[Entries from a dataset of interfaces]
....
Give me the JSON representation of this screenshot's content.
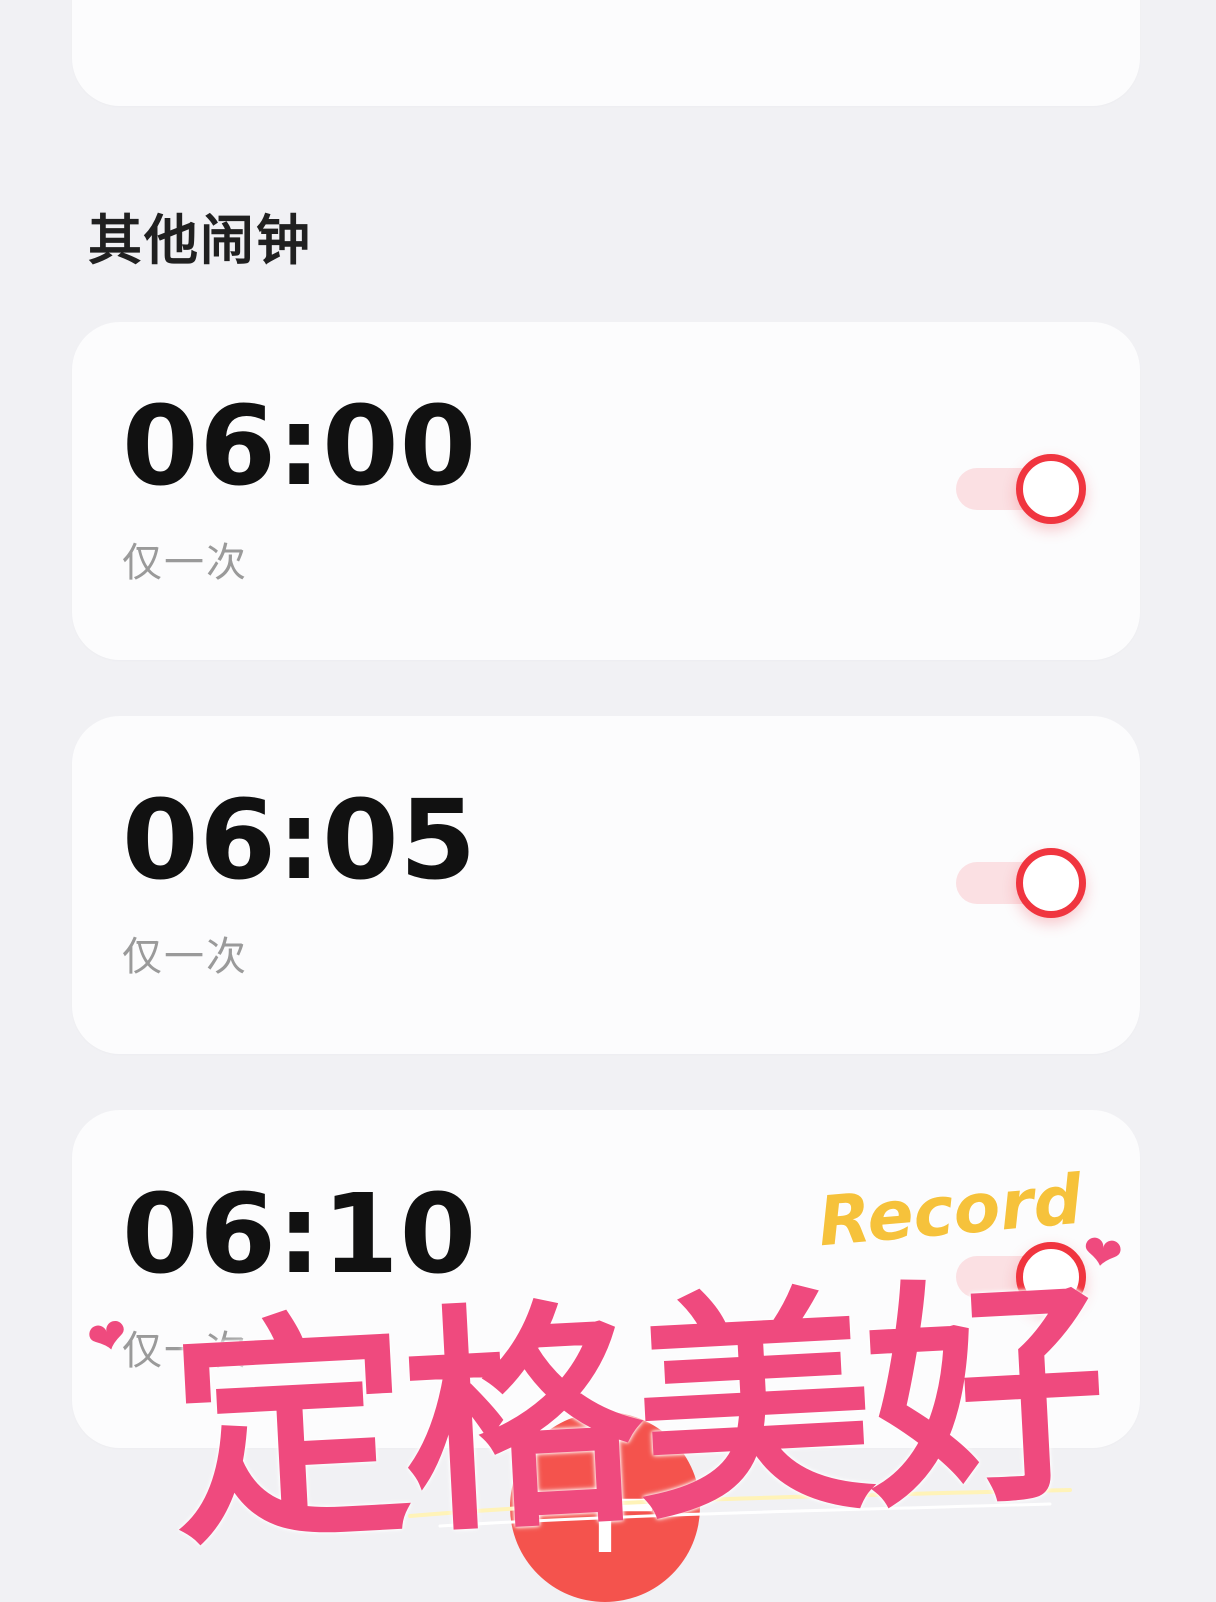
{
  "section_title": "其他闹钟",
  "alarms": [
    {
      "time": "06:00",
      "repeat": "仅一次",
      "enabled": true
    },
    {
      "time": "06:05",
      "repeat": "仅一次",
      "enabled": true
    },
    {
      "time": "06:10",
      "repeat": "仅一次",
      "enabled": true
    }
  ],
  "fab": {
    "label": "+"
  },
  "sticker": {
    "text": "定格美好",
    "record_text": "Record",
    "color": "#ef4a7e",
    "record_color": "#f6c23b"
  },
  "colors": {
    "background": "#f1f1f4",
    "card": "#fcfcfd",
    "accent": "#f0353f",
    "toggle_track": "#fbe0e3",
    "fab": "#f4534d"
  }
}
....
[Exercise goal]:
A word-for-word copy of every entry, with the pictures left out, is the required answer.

[Written response]:
Give me the JSON representation of this screenshot's content.
{
  "section_title": "其他闹钟",
  "alarms": [
    {
      "time": "06:00",
      "repeat": "仅一次",
      "enabled": true
    },
    {
      "time": "06:05",
      "repeat": "仅一次",
      "enabled": true
    },
    {
      "time": "06:10",
      "repeat": "仅一次",
      "enabled": true
    }
  ],
  "fab": {
    "label": "+"
  },
  "sticker": {
    "text": "定格美好",
    "record_text": "Record",
    "color": "#ef4a7e",
    "record_color": "#f6c23b"
  },
  "colors": {
    "background": "#f1f1f4",
    "card": "#fcfcfd",
    "accent": "#f0353f",
    "toggle_track": "#fbe0e3",
    "fab": "#f4534d"
  }
}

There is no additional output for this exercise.